Alberta's government started court action to enforce powerpurchase agreements that have been returned to a provincial agency under whatit calls an "Enron clause" that could cost taxpayers as much as C$2billion between now and 2020.

The government claims in a July 25 court action naming thePPA holders, along with two of its own agencies, that the Alberta Energy andUtilities Board overstepped its authority by inserting a contract clause thatpermits buyers to terminate the contracts under certain conditions.

The amendment to the PPAs, which the government claims wasmade in secret after the contracts had already been drafted, has beeninterpreted by contract holders that they can be abandoned if they becomeunprofitable. The clause was inserted in 2000 at the request of now-failedHouston-based energy trader Enron Corp., which had lobbied for its inclusion.The government claims that Neil McCrank, then chairman of the Alberta Energyand Utilities Board, which has since become part of the Alberta Utilities Commission,slipped the clause into the contracts without following proper procedure.

"The previous government sold deregulated electricityas a way to transfer financial risk to the private sector in return for givingthem the chance to earn greater profit," Deputy Premier Sarah Hoffman saidin an email. "In secret, they did the opposite — setting up a system whereconsumers bear all the risk. Albertans should not be on the hook for thesebackroom deals."

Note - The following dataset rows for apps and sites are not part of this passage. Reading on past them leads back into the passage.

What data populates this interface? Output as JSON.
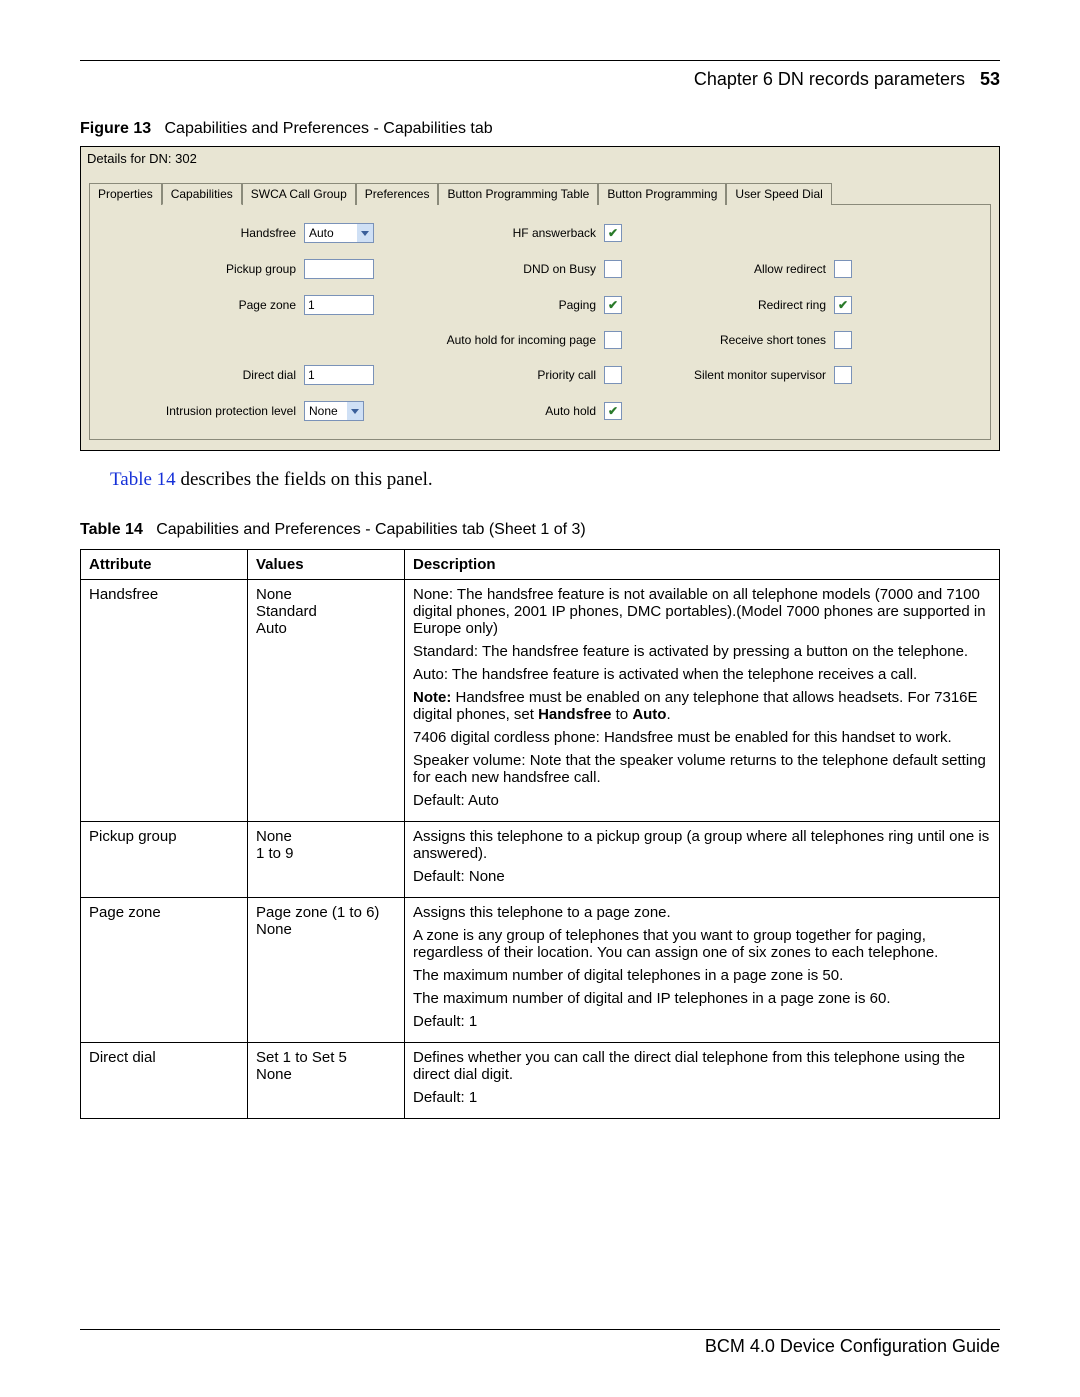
{
  "header": {
    "chapter": "Chapter 6  DN records parameters",
    "page": "53"
  },
  "figure": {
    "label": "Figure 13",
    "caption": "Capabilities and Preferences - Capabilities tab"
  },
  "panel": {
    "title": "Details for DN: 302",
    "tabs": [
      "Properties",
      "Capabilities",
      "SWCA Call Group",
      "Preferences",
      "Button Programming Table",
      "Button Programming",
      "User Speed Dial"
    ],
    "fields": {
      "handsfree": {
        "label": "Handsfree",
        "value": "Auto"
      },
      "pickup_group": {
        "label": "Pickup group",
        "value": ""
      },
      "page_zone": {
        "label": "Page zone",
        "value": "1"
      },
      "direct_dial": {
        "label": "Direct dial",
        "value": "1"
      },
      "intrusion": {
        "label": "Intrusion protection level",
        "value": "None"
      },
      "hf_answerback": {
        "label": "HF answerback",
        "checked": true
      },
      "dnd_busy": {
        "label": "DND on Busy",
        "checked": false
      },
      "paging": {
        "label": "Paging",
        "checked": true
      },
      "auto_hold_incoming": {
        "label": "Auto hold for incoming page",
        "checked": false
      },
      "priority_call": {
        "label": "Priority call",
        "checked": false
      },
      "auto_hold": {
        "label": "Auto hold",
        "checked": true
      },
      "allow_redirect": {
        "label": "Allow redirect",
        "checked": false
      },
      "redirect_ring": {
        "label": "Redirect ring",
        "checked": true
      },
      "receive_short_tones": {
        "label": "Receive short tones",
        "checked": false
      },
      "silent_monitor": {
        "label": "Silent monitor supervisor",
        "checked": false
      }
    }
  },
  "para": {
    "link": "Table 14",
    "rest": " describes the fields on this panel."
  },
  "table": {
    "label": "Table 14",
    "caption": "Capabilities and Preferences - Capabilities tab (Sheet 1 of 3)",
    "headers": {
      "attr": "Attribute",
      "val": "Values",
      "desc": "Description"
    },
    "rows": [
      {
        "attr": "Handsfree",
        "val": "None\nStandard\nAuto",
        "desc": [
          "None: The handsfree feature is not available on all telephone models (7000 and 7100 digital phones, 2001 IP phones, DMC portables).(Model 7000 phones are supported in Europe only)",
          "Standard: The handsfree feature is activated by pressing a button on the telephone.",
          "Auto: The handsfree feature is activated when the telephone receives a call.",
          "<b>Note:</b> Handsfree must be enabled on any telephone that allows headsets. For 7316E digital phones, set <b>Handsfree</b> to <b>Auto</b>.",
          "7406 digital cordless phone: Handsfree must be enabled for this handset to work.",
          "Speaker volume: Note that the speaker volume returns to the telephone default setting for each new handsfree call.",
          "Default: Auto"
        ]
      },
      {
        "attr": "Pickup group",
        "val": "None\n1 to 9",
        "desc": [
          "Assigns this telephone to a pickup group (a group where all telephones ring until one is answered).",
          "Default: None"
        ]
      },
      {
        "attr": "Page zone",
        "val": "Page zone (1 to 6)\nNone",
        "desc": [
          "Assigns this telephone to a page zone.",
          "A zone is any group of telephones that you want to group together for paging, regardless of their location. You can assign one of six zones to each telephone.",
          "The maximum number of digital telephones in a page zone is 50.",
          "The maximum number of digital and IP telephones in a page zone is  60.",
          "Default: 1"
        ]
      },
      {
        "attr": "Direct dial",
        "val": "Set 1 to Set  5\nNone",
        "desc": [
          "Defines whether you can call the direct dial telephone from this telephone using the direct dial digit.",
          "Default: 1"
        ]
      }
    ]
  },
  "footer": "BCM 4.0 Device Configuration Guide"
}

Since the PPAs were created, the owners have made an estimatedC$10 billion in profit from them, Hoffman said. The PPAs were sold at auctionin 2000 as part of the province's plan to deregulate its electricity generation sector.

Output from most of Alberta's coal-fired generating stationswas sold under the long-term contracts, some of which have expired, but most ofwhich have become unprofitable since power prices dropped to record lows asdemand in the energy industry-dependent province sagged. PPA holders includingTransCanada Corp.,Capital Power Corp.,ENMAX Corp. andAltaGas Ltd. havereturned the contracts to the Balancing Pool — a government agency that managesPPAs that were unsold in the auction — claiming changes to the levy Albertacharges on carbon emissions made them unprofitable.

The government seeks to have the clause in the contracts voidedthrough a judicial review and an order quashing a decision by the BalancingPool to accept the return of the PPAs. The application, which is being broughtby the attorney general of Alberta, was filed as action number 1603 13041 inCourt of Queen's Bench in Edmonton. It will be heard Nov. 2 by the justice in chambers.

The action names Alberta Power (2000) Ltd., ASTC PowerPartnership, ATCOPower (2000) Ltd., ATCO Power (2010) Ltd., ATCO Power Ltd., Capital Power PPAManagement Inc., ENMAX PPA Management Inc., TransCanada Energy Ltd., theBalancing Pool and the Alberta Utilities Commission as respondents.